Jeff Burton and his sponsor, AT&T, have signed contract extensions with Richard Childress Racing that ensure they will remain together for the foreseeable future. No terms of the deal were released.
AT&T, formerly known as Cingular Wireless, has sponsored a Nextel Cup team for 10 years, and is in its sixth season with RCR's No. 31 Chevrolet. Burton began driving the car in 2005, and has two wins, four poles, 15 top-five and 33 top-10 finishes in 85 races.
The news was not all good for AT&T this weekend, though, as NASCAR filed a $100 million counter claim against the company yesterday, accusing them of interfering with its exclusive sponsorship agreement with Nextel. The suit asks that NASCAR be allowed to remove AT&T -- and all telecommunications companies other than Nextel – from the Nextel Cup Series, beginning in 2008.
NASCAR alleges breach of contract, fraud, misrepresentation, and conspiracy to aid and abet wrongful interference with Nextel’s contract to serve as title sponsor of the series. The sanctioning body claims that Nextel enjoys exclusivity as part of its 10-year, $700 million sponsorship, but U.S. District Judge Marvin Shoob issued a preliminary injunction last month that allows Cingular logos to appear on Jeff Burton’s car. He also barred NASCAR from interfering with AT&T's status as primary sponsor of the car.

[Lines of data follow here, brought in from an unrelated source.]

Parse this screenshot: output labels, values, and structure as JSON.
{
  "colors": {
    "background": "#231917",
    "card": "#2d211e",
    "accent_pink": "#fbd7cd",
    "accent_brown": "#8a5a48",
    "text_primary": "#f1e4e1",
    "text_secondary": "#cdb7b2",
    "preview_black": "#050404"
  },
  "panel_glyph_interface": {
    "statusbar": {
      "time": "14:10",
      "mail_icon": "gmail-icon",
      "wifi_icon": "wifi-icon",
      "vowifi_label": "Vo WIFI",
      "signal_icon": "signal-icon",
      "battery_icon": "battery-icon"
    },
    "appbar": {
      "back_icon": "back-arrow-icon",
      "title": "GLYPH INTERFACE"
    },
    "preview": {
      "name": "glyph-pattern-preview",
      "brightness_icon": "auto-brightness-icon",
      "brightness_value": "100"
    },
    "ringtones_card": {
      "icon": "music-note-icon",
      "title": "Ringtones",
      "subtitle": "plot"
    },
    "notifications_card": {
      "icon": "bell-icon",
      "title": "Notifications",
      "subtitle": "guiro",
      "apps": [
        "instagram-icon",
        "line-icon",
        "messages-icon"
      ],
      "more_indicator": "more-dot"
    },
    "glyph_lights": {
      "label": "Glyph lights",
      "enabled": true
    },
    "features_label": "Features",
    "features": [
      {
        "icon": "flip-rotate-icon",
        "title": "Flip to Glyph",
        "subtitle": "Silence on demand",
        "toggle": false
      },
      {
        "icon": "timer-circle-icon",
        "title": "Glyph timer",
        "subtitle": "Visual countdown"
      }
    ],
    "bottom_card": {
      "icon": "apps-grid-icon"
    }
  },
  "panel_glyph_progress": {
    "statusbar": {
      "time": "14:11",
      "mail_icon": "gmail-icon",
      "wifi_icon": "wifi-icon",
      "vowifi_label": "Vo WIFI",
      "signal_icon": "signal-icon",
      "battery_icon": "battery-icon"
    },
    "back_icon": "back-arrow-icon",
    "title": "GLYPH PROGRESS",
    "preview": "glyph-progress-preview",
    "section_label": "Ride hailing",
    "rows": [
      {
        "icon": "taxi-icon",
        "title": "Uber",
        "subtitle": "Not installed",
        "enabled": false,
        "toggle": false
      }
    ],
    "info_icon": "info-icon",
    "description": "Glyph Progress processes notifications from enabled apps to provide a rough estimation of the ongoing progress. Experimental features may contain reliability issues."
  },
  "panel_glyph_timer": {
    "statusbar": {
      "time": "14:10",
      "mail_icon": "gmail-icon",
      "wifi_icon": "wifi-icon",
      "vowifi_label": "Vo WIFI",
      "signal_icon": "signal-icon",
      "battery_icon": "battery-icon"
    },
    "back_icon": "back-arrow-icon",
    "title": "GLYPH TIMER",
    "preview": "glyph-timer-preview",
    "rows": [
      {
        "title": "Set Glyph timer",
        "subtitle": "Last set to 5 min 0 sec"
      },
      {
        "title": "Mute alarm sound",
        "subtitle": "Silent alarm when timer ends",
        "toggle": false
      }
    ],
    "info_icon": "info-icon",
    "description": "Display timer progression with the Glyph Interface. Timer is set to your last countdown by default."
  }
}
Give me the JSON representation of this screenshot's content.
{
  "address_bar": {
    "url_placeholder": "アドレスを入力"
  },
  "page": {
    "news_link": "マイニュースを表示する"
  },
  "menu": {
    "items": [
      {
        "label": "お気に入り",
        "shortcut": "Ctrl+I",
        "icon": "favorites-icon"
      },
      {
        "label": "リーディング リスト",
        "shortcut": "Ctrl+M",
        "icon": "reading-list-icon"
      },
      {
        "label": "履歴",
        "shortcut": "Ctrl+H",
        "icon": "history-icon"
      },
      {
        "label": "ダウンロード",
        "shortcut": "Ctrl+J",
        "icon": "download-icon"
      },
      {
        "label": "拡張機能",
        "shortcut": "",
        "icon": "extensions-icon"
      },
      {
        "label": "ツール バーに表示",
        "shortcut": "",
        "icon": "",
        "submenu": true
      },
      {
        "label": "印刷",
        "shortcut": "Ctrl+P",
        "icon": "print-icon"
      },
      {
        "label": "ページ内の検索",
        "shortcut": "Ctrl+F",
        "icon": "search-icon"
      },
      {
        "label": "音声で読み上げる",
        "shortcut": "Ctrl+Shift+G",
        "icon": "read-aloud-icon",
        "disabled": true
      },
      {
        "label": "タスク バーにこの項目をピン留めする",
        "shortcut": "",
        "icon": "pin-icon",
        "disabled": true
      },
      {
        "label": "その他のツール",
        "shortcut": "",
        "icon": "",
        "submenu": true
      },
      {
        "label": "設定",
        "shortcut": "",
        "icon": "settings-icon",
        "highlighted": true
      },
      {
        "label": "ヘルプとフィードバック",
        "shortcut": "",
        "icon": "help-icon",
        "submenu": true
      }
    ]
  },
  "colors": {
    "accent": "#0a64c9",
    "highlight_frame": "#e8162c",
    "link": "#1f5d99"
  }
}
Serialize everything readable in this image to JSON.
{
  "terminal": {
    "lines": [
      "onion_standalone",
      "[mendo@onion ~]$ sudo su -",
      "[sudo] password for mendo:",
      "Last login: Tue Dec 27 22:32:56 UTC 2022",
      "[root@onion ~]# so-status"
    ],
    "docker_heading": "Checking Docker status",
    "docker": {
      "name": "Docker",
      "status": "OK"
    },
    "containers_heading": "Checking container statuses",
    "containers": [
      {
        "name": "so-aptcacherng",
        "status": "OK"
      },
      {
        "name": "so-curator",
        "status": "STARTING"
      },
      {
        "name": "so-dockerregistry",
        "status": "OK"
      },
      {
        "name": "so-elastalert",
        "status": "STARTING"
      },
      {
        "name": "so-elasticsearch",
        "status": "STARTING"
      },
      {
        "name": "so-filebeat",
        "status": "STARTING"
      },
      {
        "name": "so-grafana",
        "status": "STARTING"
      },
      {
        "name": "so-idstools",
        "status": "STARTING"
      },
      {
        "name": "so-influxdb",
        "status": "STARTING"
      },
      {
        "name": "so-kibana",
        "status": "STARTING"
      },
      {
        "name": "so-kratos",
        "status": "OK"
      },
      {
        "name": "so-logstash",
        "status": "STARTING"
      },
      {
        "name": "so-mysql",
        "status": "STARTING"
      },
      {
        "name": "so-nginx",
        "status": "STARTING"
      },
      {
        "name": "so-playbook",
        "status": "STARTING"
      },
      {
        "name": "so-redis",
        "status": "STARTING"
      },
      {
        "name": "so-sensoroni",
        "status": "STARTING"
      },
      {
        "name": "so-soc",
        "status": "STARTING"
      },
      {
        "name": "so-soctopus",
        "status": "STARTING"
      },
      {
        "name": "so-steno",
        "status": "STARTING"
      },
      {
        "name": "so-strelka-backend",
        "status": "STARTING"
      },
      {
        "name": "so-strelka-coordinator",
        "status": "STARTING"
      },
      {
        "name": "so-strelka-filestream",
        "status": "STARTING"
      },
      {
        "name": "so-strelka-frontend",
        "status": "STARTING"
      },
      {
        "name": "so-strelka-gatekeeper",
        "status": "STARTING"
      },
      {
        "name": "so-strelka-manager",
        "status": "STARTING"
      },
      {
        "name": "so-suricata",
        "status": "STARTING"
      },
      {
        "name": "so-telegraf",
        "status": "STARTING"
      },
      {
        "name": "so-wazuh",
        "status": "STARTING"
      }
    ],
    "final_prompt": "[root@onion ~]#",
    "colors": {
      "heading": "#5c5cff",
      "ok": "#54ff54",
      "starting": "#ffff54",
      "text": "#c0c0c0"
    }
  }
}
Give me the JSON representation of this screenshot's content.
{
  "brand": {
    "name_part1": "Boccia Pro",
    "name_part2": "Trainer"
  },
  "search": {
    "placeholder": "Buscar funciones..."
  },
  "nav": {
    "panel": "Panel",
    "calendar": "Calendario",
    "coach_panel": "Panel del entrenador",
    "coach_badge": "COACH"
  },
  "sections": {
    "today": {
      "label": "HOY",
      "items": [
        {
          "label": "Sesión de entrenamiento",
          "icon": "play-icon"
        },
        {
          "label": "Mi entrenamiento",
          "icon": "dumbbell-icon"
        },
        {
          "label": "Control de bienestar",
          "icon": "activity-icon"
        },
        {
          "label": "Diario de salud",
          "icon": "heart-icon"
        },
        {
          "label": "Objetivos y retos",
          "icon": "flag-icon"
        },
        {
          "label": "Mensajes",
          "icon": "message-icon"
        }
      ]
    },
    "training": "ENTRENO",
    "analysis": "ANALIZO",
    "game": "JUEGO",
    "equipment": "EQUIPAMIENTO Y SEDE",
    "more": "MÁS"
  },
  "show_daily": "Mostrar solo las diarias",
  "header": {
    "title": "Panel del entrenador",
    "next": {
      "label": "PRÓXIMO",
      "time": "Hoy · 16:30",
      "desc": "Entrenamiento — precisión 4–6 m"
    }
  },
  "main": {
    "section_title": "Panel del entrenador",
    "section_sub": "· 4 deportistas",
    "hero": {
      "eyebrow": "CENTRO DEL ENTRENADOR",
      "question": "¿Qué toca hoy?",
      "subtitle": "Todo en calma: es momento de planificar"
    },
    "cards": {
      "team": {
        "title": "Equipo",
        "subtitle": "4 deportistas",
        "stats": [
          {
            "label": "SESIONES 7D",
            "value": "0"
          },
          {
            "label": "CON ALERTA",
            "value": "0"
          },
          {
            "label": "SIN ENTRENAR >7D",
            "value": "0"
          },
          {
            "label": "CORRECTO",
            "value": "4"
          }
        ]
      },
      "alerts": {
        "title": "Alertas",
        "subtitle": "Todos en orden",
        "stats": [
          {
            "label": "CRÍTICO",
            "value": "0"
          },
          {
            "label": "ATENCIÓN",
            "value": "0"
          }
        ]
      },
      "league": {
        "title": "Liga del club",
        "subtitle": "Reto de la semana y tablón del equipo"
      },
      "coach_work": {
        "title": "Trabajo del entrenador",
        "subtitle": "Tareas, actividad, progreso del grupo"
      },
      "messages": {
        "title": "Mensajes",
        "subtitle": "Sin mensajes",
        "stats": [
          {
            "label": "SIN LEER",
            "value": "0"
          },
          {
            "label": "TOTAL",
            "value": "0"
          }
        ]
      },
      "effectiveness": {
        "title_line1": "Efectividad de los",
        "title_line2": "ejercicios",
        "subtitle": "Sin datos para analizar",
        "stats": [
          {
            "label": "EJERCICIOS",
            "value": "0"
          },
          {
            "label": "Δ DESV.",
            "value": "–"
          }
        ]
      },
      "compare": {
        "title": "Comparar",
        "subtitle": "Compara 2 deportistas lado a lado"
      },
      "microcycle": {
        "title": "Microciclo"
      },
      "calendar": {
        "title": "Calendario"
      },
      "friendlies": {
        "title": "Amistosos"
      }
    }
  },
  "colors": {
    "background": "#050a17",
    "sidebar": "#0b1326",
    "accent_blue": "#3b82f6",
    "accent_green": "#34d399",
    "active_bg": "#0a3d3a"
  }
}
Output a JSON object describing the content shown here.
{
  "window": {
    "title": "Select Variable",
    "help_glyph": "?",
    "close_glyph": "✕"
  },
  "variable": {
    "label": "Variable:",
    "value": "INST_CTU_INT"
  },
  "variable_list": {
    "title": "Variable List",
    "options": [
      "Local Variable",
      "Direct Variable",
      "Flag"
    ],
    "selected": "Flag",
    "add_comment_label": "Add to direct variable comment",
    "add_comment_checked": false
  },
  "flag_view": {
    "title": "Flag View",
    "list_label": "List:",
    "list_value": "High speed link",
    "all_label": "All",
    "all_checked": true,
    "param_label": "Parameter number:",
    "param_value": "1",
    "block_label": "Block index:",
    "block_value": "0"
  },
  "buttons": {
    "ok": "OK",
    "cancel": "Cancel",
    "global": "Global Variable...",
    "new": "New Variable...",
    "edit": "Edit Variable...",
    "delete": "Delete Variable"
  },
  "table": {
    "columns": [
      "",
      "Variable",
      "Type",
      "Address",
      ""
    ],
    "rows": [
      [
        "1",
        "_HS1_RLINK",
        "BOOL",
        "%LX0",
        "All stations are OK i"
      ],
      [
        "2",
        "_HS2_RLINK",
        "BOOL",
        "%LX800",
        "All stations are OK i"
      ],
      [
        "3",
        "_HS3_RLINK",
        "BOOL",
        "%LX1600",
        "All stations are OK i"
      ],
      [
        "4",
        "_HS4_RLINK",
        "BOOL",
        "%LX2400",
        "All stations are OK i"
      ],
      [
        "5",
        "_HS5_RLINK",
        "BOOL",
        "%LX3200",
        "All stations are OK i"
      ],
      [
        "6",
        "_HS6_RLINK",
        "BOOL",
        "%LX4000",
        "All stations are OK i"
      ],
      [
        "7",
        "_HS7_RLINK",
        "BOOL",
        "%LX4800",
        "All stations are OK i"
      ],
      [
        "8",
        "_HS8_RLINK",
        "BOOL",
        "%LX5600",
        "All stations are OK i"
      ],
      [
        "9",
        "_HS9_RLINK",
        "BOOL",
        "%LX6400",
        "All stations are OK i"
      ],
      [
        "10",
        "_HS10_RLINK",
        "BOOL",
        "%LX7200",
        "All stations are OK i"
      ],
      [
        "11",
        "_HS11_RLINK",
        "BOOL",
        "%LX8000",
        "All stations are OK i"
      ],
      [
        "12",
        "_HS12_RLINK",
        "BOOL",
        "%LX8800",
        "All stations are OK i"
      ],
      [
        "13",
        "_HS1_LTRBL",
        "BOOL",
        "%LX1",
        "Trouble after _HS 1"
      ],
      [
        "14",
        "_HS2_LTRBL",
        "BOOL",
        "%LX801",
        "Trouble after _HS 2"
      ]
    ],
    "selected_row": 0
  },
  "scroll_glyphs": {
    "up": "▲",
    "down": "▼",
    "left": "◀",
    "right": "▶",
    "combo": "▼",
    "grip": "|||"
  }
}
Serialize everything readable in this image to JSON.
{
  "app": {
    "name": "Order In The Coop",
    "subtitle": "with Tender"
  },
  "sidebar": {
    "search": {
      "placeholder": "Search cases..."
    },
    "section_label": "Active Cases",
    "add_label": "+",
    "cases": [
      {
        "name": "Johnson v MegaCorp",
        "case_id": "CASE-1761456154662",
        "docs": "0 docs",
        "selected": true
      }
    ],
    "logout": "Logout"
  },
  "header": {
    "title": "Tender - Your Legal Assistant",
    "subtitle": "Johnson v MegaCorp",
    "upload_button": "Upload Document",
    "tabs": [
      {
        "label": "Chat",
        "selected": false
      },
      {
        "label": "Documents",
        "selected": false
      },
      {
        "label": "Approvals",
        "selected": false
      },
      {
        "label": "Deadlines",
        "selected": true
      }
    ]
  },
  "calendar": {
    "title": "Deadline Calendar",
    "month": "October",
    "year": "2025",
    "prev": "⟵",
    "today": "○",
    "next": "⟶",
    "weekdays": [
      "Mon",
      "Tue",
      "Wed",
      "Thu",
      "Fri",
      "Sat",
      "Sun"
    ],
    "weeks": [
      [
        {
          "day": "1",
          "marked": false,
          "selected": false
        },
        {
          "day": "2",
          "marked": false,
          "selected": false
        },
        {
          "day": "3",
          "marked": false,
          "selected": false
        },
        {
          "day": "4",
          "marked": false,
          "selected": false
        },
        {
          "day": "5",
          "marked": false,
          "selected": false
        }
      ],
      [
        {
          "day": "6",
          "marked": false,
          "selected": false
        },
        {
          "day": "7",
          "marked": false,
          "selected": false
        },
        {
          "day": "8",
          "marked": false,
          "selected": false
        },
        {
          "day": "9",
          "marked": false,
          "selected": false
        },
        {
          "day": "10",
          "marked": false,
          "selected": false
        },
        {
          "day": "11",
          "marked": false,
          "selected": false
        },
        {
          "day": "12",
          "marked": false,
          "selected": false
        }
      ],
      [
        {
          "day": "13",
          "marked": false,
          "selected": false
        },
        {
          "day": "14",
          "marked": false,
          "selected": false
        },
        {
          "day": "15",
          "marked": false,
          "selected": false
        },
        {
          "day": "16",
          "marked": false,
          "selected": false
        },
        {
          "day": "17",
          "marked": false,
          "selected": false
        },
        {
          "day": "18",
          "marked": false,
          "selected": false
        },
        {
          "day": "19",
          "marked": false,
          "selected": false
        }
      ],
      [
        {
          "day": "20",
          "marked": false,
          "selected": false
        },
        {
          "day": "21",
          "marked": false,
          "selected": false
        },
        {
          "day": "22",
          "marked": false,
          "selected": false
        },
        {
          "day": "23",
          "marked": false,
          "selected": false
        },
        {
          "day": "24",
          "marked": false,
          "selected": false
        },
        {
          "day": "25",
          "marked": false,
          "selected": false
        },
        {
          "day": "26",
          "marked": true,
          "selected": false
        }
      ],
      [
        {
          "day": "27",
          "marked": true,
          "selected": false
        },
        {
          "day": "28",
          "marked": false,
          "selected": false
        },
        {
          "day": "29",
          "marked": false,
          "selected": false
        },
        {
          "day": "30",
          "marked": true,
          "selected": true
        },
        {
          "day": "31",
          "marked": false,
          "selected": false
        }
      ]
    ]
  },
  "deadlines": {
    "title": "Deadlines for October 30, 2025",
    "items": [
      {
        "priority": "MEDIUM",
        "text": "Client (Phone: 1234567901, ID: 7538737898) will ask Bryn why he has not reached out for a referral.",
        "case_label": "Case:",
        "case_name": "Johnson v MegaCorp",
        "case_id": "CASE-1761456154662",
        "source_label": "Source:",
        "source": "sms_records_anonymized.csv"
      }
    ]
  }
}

NASCAR alleges that AT&T and Cingular breached their contract with NASCAR by refusing to abide by NASCAR rules. The filing stated in part, "Cingular’s refusal to follow NASCAR rules and accept NASCARs denial of this paint scheme, and the filing of this lawsuit, has undermined NASCARs authority as the sanctioning body of stock car auto racing.”